_EXERCISE AIM_: The response should consist of the records that follow, repeated exactly.

_MATERIALS PROVIDED_:
══════════════════════════════

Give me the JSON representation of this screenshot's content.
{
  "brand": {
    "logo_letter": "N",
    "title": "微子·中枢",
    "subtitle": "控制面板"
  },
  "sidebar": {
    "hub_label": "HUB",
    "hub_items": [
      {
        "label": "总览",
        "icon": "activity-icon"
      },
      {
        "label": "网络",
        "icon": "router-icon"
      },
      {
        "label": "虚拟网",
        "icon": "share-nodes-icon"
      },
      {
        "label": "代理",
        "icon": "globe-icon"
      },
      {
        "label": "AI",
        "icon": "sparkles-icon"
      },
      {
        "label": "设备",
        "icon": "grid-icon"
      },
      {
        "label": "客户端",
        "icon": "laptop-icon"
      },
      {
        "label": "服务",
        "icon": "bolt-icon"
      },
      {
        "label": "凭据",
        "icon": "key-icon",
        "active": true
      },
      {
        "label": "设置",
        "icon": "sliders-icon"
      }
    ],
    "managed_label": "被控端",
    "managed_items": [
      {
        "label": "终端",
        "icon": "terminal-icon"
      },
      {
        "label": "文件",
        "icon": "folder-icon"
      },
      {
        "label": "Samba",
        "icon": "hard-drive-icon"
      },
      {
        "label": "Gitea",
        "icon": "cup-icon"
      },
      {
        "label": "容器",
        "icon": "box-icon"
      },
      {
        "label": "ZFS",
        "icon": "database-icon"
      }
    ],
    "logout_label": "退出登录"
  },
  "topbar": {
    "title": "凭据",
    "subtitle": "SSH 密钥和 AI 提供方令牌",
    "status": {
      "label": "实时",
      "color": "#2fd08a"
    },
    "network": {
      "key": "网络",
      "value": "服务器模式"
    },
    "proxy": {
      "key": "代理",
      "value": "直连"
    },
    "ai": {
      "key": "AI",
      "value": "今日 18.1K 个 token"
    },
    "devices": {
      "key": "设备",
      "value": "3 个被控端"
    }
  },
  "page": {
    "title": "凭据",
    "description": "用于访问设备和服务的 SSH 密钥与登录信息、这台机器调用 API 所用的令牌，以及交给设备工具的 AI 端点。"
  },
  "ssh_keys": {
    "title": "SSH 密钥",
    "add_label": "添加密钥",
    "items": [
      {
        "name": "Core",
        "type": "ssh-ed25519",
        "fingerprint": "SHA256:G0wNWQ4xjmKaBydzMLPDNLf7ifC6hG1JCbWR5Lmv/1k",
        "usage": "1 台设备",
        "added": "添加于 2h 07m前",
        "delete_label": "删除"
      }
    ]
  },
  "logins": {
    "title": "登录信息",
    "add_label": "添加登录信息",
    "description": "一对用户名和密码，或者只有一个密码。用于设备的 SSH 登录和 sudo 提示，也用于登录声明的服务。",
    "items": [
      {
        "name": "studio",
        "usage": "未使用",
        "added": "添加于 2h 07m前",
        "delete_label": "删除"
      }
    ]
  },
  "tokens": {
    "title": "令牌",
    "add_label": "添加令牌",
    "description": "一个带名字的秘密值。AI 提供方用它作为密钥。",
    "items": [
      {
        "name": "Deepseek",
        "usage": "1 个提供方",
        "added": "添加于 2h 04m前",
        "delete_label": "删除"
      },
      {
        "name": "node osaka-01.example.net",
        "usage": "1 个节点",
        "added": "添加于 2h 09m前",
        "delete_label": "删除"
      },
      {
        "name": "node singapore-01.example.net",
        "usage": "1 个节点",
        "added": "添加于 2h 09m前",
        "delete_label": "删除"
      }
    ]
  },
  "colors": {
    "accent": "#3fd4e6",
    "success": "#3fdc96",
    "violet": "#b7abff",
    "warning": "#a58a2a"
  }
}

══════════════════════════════

_RESPONSE_:
Give me the JSON representation of this screenshot's content.
{
  "brand": {
    "logo_letter": "N",
    "title": "微子·中枢",
    "subtitle": "控制面板"
  },
  "sidebar": {
    "hub_label": "HUB",
    "hub_items": [
      {
        "label": "总览",
        "icon": "activity-icon"
      },
      {
        "label": "网络",
        "icon": "router-icon"
      },
      {
        "label": "虚拟网",
        "icon": "share-nodes-icon"
      },
      {
        "label": "代理",
        "icon": "globe-icon"
      },
      {
        "label": "AI",
        "icon": "sparkles-icon"
      },
      {
        "label": "设备",
        "icon": "grid-icon"
      },
      {
        "label": "客户端",
        "icon": "laptop-icon"
      },
      {
        "label": "服务",
        "icon": "bolt-icon"
      },
      {
        "label": "凭据",
        "icon": "key-icon",
        "active": true
      },
      {
        "label": "设置",
        "icon": "sliders-icon"
      }
    ],
    "managed_label": "被控端",
    "managed_items": [
      {
        "label": "终端",
        "icon": "terminal-icon"
      },
      {
        "label": "文件",
        "icon": "folder-icon"
      },
      {
        "label": "Samba",
        "icon": "hard-drive-icon"
      },
      {
        "label": "Gitea",
        "icon": "cup-icon"
      },
      {
        "label": "容器",
        "icon": "box-icon"
      },
      {
        "label": "ZFS",
        "icon": "database-icon"
      }
    ],
    "logout_label": "退出登录"
  },
  "topbar": {
    "title": "凭据",
    "subtitle": "SSH 密钥和 AI 提供方令牌",
    "status": {
      "label": "实时",
      "color": "#2fd08a"
    },
    "network": {
      "key": "网络",
      "value": "服务器模式"
    },
    "proxy": {
      "key": "代理",
      "value": "直连"
    },
    "ai": {
      "key": "AI",
      "value": "今日 18.1K 个 token"
    },
    "devices": {
      "key": "设备",
      "value": "3 个被控端"
    }
  },
  "page": {
    "title": "凭据",
    "description": "用于访问设备和服务的 SSH 密钥与登录信息、这台机器调用 API 所用的令牌，以及交给设备工具的 AI 端点。"
  },
  "ssh_keys": {
    "title": "SSH 密钥",
    "add_label": "添加密钥",
    "items": [
      {
        "name": "Core",
        "type": "ssh-ed25519",
        "fingerprint": "SHA256:G0wNWQ4xjmKaBydzMLPDNLf7ifC6hG1JCbWR5Lmv/1k",
        "usage": "1 台设备",
        "added": "添加于 2h 07m前",
        "delete_label": "删除"
      }
    ]
  },
  "logins": {
    "title": "登录信息",
    "add_label": "添加登录信息",
    "description": "一对用户名和密码，或者只有一个密码。用于设备的 SSH 登录和 sudo 提示，也用于登录声明的服务。",
    "items": [
      {
        "name": "studio",
        "usage": "未使用",
        "added": "添加于 2h 07m前",
        "delete_label": "删除"
      }
    ]
  },
  "tokens": {
    "title": "令牌",
    "add_label": "添加令牌",
    "description": "一个带名字的秘密值。AI 提供方用它作为密钥。",
    "items": [
      {
        "name": "Deepseek",
        "usage": "1 个提供方",
        "added": "添加于 2h 04m前",
        "delete_label": "删除"
      },
      {
        "name": "node osaka-01.example.net",
        "usage": "1 个节点",
        "added": "添加于 2h 09m前",
        "delete_label": "删除"
      },
      {
        "name": "node singapore-01.example.net",
        "usage": "1 个节点",
        "added": "添加于 2h 09m前",
        "delete_label": "删除"
      }
    ]
  },
  "colors": {
    "accent": "#3fd4e6",
    "success": "#3fdc96",
    "violet": "#b7abff",
    "warning": "#a58a2a"
  }
}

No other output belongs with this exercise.